Fit the Bil

SOME singer-songwriters took their first steps into their craft in their teenage years, while others like Nabila Musa – or Bil Musa, acquired a knack for it much earlier on.

"When I was around 11, I wrote a few songs in Malay. Those were probably the first songs I wrote on the piano. I wrote some prior to those, but unfortunately, I don't remember them any more because I lost my original lyric book," the lass said sheepishly.

The first song that made her mark in the Malaysia music scene was a cutesy song called The Beach, which she wrote in Bahasa Malaysia, English, and French. Little did she know she would be signed to Yuna Room Records, a label owned by home-grown international musician Yuna Zarai.

"The thought of doing music this way never occurred to me. She (Yuna) contacted me and offered me a contract, and gave me a month to think about it. I followed my gut feeling and called back two weeks later, and told her that I wanted to do it," she said.

The idea of putting her music out publicly was so far-fetched for her that she only began to show her compositions to other people in her mid-teens. In fact, even extended family and friends were kept in the dark about her musical talent!

Firstly, how did that shy girl got signed to one of Malaysia's most enviable labels?
I was performing at a friend's brother's wedding. Yuna's manager was there, but at that time, they had someone else signed to them. It was a year before they contacted me, and the rest is history.

I was a really private person; and I honestly never thought of doing music, apart from the few small restaurant gigs that I had done. It was a scary step to take because I need to expose myself and let go of my privacy – and I was worried about my family and friends getting picked on my internet trolls and stuff like that. But it was a risk that I must take.

Was that the biggest struggle?
Definitely. There is always feedback when you put something out and expose yourself this way, which can be a good thing.

Unfortunately, sometimes it is just a lot of personal attacks – attacks on family and friends, on the way I dress, or the way I sing, and so on.

For example, I posted a picture on Instagram of a yoga class I participated in, then someone commented something like "do you know it's against Islam to do yoga?" It's just stupid things like these.

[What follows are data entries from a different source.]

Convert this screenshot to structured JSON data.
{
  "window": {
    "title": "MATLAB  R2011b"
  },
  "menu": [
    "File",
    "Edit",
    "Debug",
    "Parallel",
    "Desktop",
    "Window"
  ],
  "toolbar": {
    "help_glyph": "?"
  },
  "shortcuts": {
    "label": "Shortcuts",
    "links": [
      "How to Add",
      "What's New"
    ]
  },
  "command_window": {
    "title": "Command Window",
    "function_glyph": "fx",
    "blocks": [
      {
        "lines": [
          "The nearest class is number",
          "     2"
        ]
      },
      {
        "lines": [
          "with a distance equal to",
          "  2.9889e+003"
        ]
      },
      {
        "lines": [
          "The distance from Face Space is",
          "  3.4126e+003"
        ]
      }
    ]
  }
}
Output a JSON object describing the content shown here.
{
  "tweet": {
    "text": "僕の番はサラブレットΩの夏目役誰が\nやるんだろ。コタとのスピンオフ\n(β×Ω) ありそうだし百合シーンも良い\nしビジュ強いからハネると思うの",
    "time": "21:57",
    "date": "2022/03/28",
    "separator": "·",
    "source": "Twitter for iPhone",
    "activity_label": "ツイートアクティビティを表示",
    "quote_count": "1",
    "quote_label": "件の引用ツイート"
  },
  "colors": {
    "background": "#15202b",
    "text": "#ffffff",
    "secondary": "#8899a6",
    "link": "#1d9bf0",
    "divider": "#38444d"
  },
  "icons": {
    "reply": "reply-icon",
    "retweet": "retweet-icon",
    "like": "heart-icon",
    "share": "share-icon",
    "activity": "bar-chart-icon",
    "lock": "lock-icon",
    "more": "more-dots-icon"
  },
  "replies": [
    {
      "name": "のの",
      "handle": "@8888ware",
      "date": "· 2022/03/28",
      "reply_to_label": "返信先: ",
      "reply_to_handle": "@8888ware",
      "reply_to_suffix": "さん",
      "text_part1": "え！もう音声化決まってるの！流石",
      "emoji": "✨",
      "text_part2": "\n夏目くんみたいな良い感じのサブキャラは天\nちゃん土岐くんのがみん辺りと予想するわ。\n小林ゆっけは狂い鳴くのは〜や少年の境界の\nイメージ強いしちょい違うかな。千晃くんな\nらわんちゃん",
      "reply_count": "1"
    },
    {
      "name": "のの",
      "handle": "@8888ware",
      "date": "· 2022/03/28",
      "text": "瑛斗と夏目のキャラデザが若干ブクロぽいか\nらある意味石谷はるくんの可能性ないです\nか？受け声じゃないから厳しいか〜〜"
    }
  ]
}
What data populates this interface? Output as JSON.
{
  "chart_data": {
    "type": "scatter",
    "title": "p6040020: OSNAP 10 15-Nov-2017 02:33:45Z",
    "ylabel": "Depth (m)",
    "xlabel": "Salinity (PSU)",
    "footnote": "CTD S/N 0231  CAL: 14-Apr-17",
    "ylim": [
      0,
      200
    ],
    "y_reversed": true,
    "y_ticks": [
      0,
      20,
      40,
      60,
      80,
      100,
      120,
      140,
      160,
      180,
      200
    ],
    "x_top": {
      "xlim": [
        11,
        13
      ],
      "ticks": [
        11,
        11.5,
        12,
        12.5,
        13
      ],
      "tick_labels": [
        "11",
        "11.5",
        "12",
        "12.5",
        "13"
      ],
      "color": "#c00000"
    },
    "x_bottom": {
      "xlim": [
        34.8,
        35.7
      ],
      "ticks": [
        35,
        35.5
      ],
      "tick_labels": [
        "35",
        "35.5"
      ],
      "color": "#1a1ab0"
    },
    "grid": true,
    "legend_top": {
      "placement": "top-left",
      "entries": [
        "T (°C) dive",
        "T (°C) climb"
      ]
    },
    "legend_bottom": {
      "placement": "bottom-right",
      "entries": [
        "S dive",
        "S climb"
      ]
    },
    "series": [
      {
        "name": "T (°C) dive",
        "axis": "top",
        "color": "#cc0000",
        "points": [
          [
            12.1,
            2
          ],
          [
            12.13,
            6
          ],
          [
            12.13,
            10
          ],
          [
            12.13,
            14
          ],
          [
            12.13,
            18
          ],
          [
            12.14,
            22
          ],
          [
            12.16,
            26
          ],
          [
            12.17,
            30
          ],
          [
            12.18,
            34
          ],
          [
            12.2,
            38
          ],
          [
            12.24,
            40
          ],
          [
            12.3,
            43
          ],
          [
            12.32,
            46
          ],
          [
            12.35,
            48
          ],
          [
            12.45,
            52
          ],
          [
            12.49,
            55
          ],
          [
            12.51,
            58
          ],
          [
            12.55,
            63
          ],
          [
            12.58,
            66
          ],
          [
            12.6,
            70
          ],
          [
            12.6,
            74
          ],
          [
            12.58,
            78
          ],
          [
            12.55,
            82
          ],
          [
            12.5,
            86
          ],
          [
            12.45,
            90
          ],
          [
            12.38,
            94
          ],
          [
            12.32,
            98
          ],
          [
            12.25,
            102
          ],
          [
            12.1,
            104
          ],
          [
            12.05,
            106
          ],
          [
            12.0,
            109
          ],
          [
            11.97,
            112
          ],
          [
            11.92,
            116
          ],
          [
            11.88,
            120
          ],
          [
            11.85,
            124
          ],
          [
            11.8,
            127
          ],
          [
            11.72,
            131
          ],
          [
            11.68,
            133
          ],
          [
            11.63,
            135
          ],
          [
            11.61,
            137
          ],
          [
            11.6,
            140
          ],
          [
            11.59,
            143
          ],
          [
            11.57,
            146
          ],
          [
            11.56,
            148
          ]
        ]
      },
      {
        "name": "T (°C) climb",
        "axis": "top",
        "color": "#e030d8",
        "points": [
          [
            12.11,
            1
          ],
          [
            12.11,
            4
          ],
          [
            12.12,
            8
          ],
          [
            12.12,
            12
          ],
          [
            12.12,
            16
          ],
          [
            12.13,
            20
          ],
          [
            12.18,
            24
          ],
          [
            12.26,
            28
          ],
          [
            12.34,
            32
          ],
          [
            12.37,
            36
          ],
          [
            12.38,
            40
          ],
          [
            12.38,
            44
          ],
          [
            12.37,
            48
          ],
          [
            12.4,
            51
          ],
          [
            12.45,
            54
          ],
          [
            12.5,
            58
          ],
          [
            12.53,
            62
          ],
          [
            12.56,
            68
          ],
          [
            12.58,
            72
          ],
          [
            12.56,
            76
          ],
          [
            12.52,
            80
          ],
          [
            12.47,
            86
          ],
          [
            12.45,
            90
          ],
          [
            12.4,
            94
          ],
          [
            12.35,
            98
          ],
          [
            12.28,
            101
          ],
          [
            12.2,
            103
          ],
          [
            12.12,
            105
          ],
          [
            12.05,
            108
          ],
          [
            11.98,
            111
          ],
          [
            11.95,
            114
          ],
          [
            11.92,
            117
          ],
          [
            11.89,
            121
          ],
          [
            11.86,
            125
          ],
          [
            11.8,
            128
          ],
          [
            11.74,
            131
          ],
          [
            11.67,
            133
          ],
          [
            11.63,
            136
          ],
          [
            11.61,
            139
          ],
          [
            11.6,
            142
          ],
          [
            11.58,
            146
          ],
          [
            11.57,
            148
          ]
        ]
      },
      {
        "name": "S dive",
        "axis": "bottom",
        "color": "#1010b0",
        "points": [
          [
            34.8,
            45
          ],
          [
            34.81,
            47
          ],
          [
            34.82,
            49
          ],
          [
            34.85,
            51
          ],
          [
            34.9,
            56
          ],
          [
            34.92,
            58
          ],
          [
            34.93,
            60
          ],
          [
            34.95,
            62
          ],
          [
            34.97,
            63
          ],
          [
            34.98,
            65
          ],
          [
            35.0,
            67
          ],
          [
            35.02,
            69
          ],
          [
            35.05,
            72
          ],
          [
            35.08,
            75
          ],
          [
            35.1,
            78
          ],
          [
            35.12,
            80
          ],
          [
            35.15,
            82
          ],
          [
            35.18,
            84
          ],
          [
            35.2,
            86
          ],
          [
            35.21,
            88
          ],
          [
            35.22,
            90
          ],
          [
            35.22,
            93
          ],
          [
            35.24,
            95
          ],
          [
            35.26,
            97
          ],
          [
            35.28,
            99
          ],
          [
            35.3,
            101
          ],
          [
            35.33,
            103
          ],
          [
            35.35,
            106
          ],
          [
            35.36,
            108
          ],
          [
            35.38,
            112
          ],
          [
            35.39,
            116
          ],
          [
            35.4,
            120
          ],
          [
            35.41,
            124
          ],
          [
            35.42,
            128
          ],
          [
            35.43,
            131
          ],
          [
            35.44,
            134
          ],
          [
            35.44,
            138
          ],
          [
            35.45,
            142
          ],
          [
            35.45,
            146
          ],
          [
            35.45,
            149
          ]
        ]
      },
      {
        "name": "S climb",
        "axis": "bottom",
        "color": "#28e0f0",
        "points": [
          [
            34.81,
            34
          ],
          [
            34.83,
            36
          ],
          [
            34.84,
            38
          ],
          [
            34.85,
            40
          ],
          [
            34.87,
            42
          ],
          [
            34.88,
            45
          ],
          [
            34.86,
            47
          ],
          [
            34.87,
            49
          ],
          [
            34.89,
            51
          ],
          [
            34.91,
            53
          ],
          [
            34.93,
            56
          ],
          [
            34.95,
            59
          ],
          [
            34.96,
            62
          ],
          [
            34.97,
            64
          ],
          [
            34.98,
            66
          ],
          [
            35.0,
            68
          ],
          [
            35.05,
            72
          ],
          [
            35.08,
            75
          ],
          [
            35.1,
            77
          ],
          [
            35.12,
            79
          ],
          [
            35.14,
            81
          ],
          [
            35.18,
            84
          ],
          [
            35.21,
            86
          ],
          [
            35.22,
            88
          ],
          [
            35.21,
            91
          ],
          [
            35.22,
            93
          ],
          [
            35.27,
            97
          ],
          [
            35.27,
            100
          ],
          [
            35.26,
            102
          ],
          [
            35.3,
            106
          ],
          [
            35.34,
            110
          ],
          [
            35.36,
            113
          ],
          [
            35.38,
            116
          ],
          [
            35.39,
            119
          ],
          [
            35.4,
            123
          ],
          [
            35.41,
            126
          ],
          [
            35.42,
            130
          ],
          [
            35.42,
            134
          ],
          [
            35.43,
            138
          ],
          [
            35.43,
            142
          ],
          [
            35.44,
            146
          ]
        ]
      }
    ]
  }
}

People outside of the public eye already get comments like these, what more when one's in it. Thankfully, however, I have not gotten a lot of those.

Do you see yourself doing singing-songwriting for life?
That's a good question; I don't know. I go in and out of it – I really want to give it my 100%, but sometimes I still have doubts of whether I can do it. I have doubts about it being my career, but I try to think of music as something that I do as I pursue other things.

What are you currently working on?
I'm currently working on my new album. It carries the kind of sound that I have been wanting to do from the very beginning.

When I first started out with my EP, I was unsure of what I wanted and was only feeling out this music thing. The music I had on SoundCloud was acoustic, folksy and cutesy.

This album is completely different. The songs have simple sounds, yet are deeper, with darker lyrics. It is more electronic, than acoustic.